Here gain and sensitivity are discussed a bit.

https://www.diyaudio.com/community/threads/understanding-input-sensitivity-gain-output-power.359586/

 

If you want a sub in addition you need a pre out signal which is volume pot controlled like the two stereo amps are also. The sub normally has a volume pot to adjust it to the other components. But the Heresy goes nicely deep (as I have learned, I do not have one) So the sub should only add the very low frequencies because the sound will be better from the main speaker in the region where it works itself.

Link to comment
Share on other sites

On 1/14/2022 at 12:16 PM, DaveF said:

Regarding Heresy IV:

  1. When I remove the binding post bridge and connect a stereo amp to the lower two posts, I get sound from the woofer. connecting the amp to the upper posts gives sound from the mid range and tweeter. Does this imply that the internal/passive crossover is being bypassed for the lower pair?
  2. I am testing an active crossover (Ashly RX-1001) for horizontal biamping. The active crossover frequency is set at ~850 Hz. The high/mid output for each channel feeds a class A amp, which is connected to the upper pair of binding posts. The low outputs feed a class D amp, which is connected to the lower pair. I'm managing the gain difference with the Ashly's controls. In this case, is the signal from the class D amp going directly to the woofer and the signal from the class A amp going to the internal/passive crossover and then to the mid range and tweeter?

 

I've seen suggestions that proper bi or tri amping requires bypassing the internal crossover, but I really don't want to mess around inside the speaker cabinet. This project is driven by curiosity, not necessarily the pursuit of better sound. It's a hobby... I do stop messing around and listen to music most of the time. But right now I'm trying to understand what's going on.

 

Heresy IVs are configured for bi-WIRING, not bi-amping.  That means 2 pair of wires from one amp channel to each speaker.  A dubious benefit if your wires are large enough. 

 

Bi-amping, actually for a Heresy, tri-amping, should bypass any passive x-over should be bypassed (short of a capacitor protecting  the horn drivers) and then the electronic crossover can contour the driver's response, minimize the overlap between drivers and time align the drivers.
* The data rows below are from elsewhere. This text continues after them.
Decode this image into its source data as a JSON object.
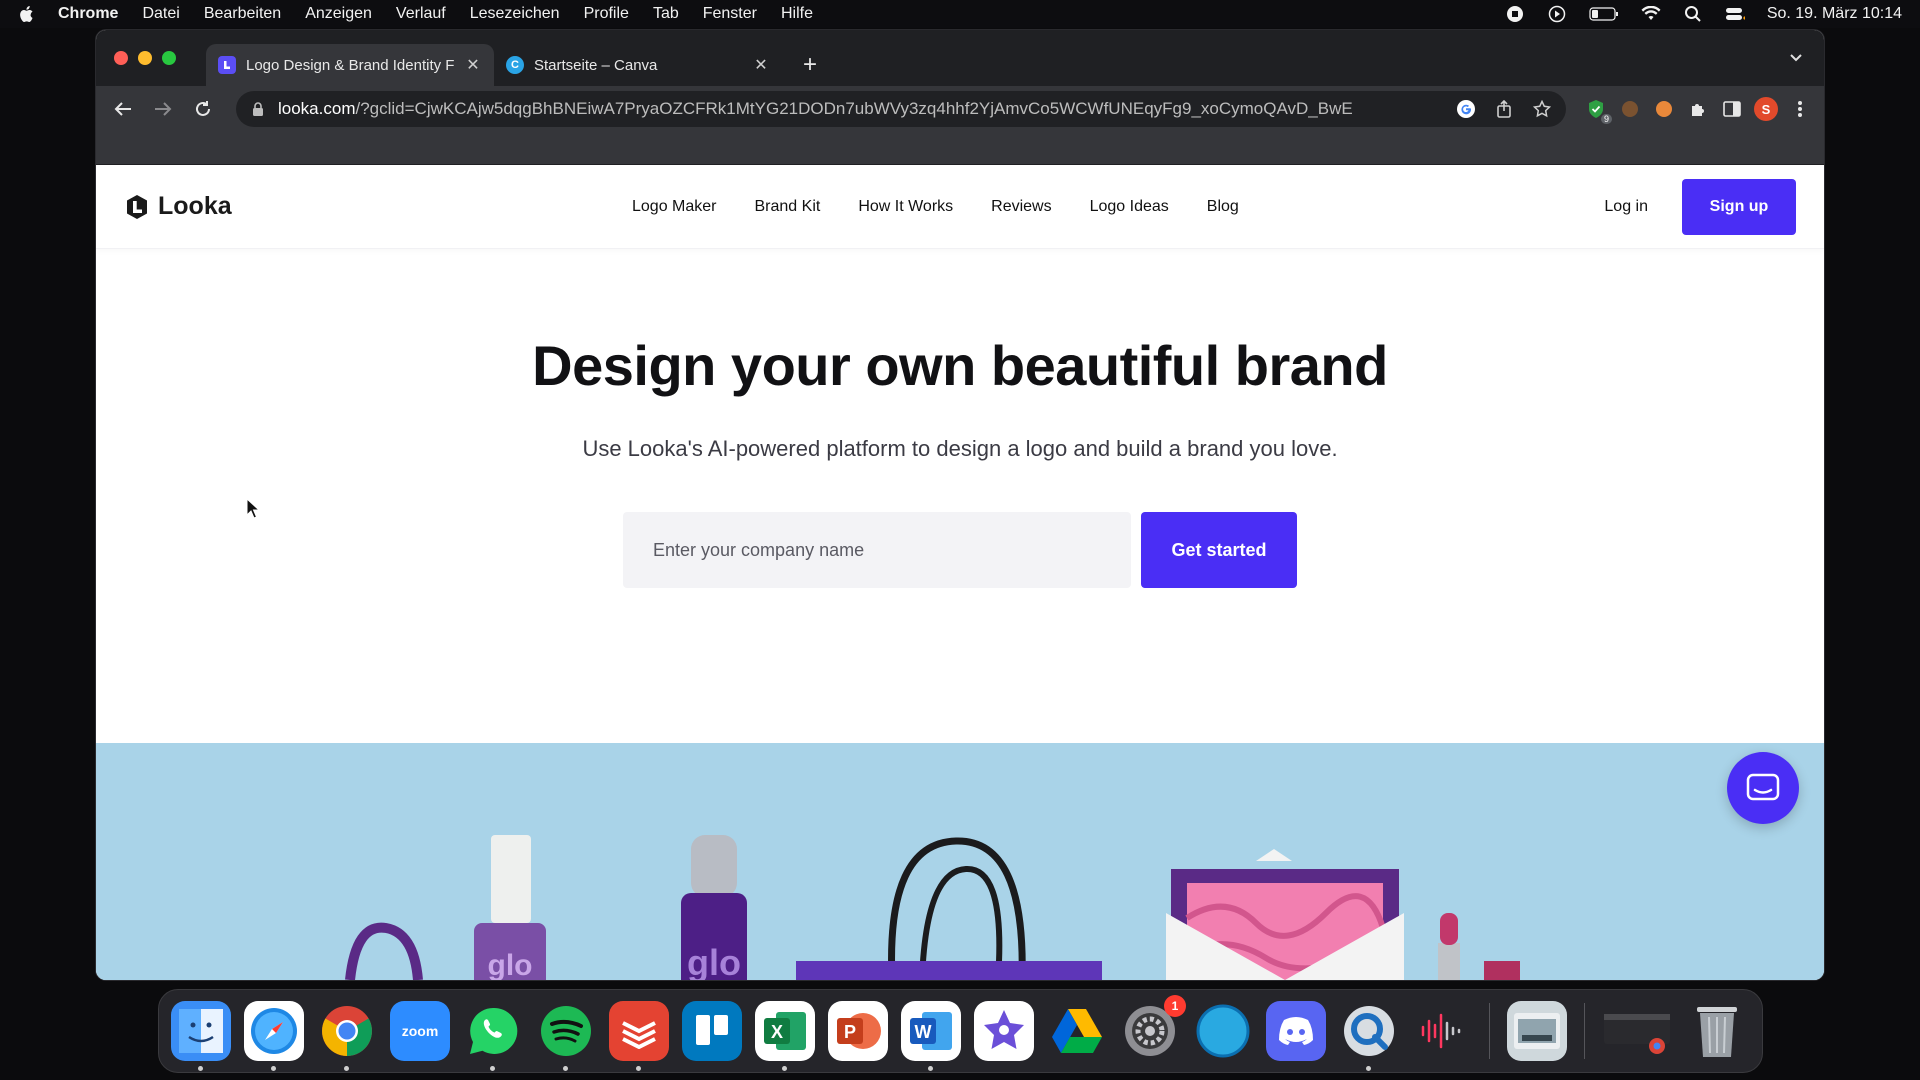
{
  "menubar": {
    "app": "Chrome",
    "items": [
      "Datei",
      "Bearbeiten",
      "Anzeigen",
      "Verlauf",
      "Lesezeichen",
      "Profile",
      "Tab",
      "Fenster",
      "Hilfe"
    ],
    "clock": "So. 19. März  10:14"
  },
  "browser": {
    "tabs": [
      {
        "title": "Logo Design & Brand Identity F",
        "icon": "looka-favicon"
      },
      {
        "title": "Startseite – Canva",
        "icon": "canva-favicon"
      }
    ],
    "url_host": "looka.com",
    "url_path": "/?gclid=CjwKCAjw5dqgBhBNEiwA7PryaOZCFRk1MtYG21DODn7ubWVy3zq4hhf2YjAmvCo5WCWfUNEqyFg9_xoCymoQAvD_BwE",
    "profile_initial": "S",
    "extension_badge": "9"
  },
  "site": {
    "brand": "Looka",
    "nav": [
      "Logo Maker",
      "Brand Kit",
      "How It Works",
      "Reviews",
      "Logo Ideas",
      "Blog"
    ],
    "login": "Log in",
    "signup": "Sign up",
    "hero_title": "Design your own beautiful brand",
    "hero_subtitle": "Use Looka's AI-powered platform to design a logo and build a brand you love.",
    "input_placeholder": "Enter your company name",
    "cta": "Get started",
    "product_label": "glo",
    "accent_color": "#4a2ef5"
  },
  "dock": {
    "apps": [
      {
        "name": "finder",
        "label": "",
        "color": "#3a8ef6",
        "running": true
      },
      {
        "name": "safari",
        "label": "",
        "color": "#1e88e5",
        "running": true
      },
      {
        "name": "chrome",
        "label": "",
        "color": "#ffffff",
        "running": true
      },
      {
        "name": "zoom",
        "label": "zoom",
        "color": "#2d8cff",
        "running": false
      },
      {
        "name": "whatsapp",
        "label": "",
        "color": "#25d366",
        "running": true
      },
      {
        "name": "spotify",
        "label": "",
        "color": "#1db954",
        "running": true
      },
      {
        "name": "todoist",
        "label": "",
        "color": "#e44332",
        "running": true
      },
      {
        "name": "trello",
        "label": "",
        "color": "#0079bf",
        "running": false
      },
      {
        "name": "excel",
        "label": "X",
        "color": "#1d6f42",
        "running": true
      },
      {
        "name": "powerpoint",
        "label": "P",
        "color": "#d04423",
        "running": false
      },
      {
        "name": "word",
        "label": "W",
        "color": "#2b579a",
        "running": true
      },
      {
        "name": "imovie",
        "label": "★",
        "color": "#6b4fd8",
        "running": false
      },
      {
        "name": "google-drive",
        "label": "",
        "color": "#ffffff",
        "running": false
      },
      {
        "name": "system-settings",
        "label": "⚙",
        "color": "#8e8e93",
        "running": false,
        "badge": "1"
      },
      {
        "name": "siri",
        "label": "",
        "color": "#29a9e1",
        "running": false
      },
      {
        "name": "discord",
        "label": "",
        "color": "#5865f2",
        "running": false
      },
      {
        "name": "quicktime",
        "label": "",
        "color": "#2a2a2e",
        "running": true
      },
      {
        "name": "voice-memos",
        "label": "",
        "color": "#1c1c1e",
        "running": false
      },
      {
        "name": "preview",
        "label": "",
        "color": "#cfd8dc",
        "running": false
      },
      {
        "name": "chrome-window",
        "label": "",
        "color": "#2a2a2e",
        "running": false
      },
      {
        "name": "trash",
        "label": "",
        "color": "#9aa0a6",
        "running": false
      }
    ]
  }
}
This has a verifiable benefit.

  • Like 1
Link to comment
Share on other sites

Here is another way to separate the high drivers from the low drivers,

if you have a tube amp with multiple taps on the output transformer...

 

These methods present the high and low drivers with different voltages

from the same amp through the different taps of the output transformer.

 

Multiple configurations are presented to get different relative attenuation.

 

"Bi-tranny tapping"

 

 

Link to comment
Share on other sites

Join the conversation

You can post now and register later. If you have an account, sign in now to post with your account.
Note: Your post will require moderator approval before it will be visible.

Guest
Reply to this topic...

×   Pasted as rich text.   Paste as plain text instead

  Only 75 emoji are allowed.

×   Your link has been automatically embedded.   Display as a link instead

×   Your previous content has been restored.   Clear editor

×   You cannot paste images directly. Upload or insert images from URL.

 Share

×
×
  • Create New...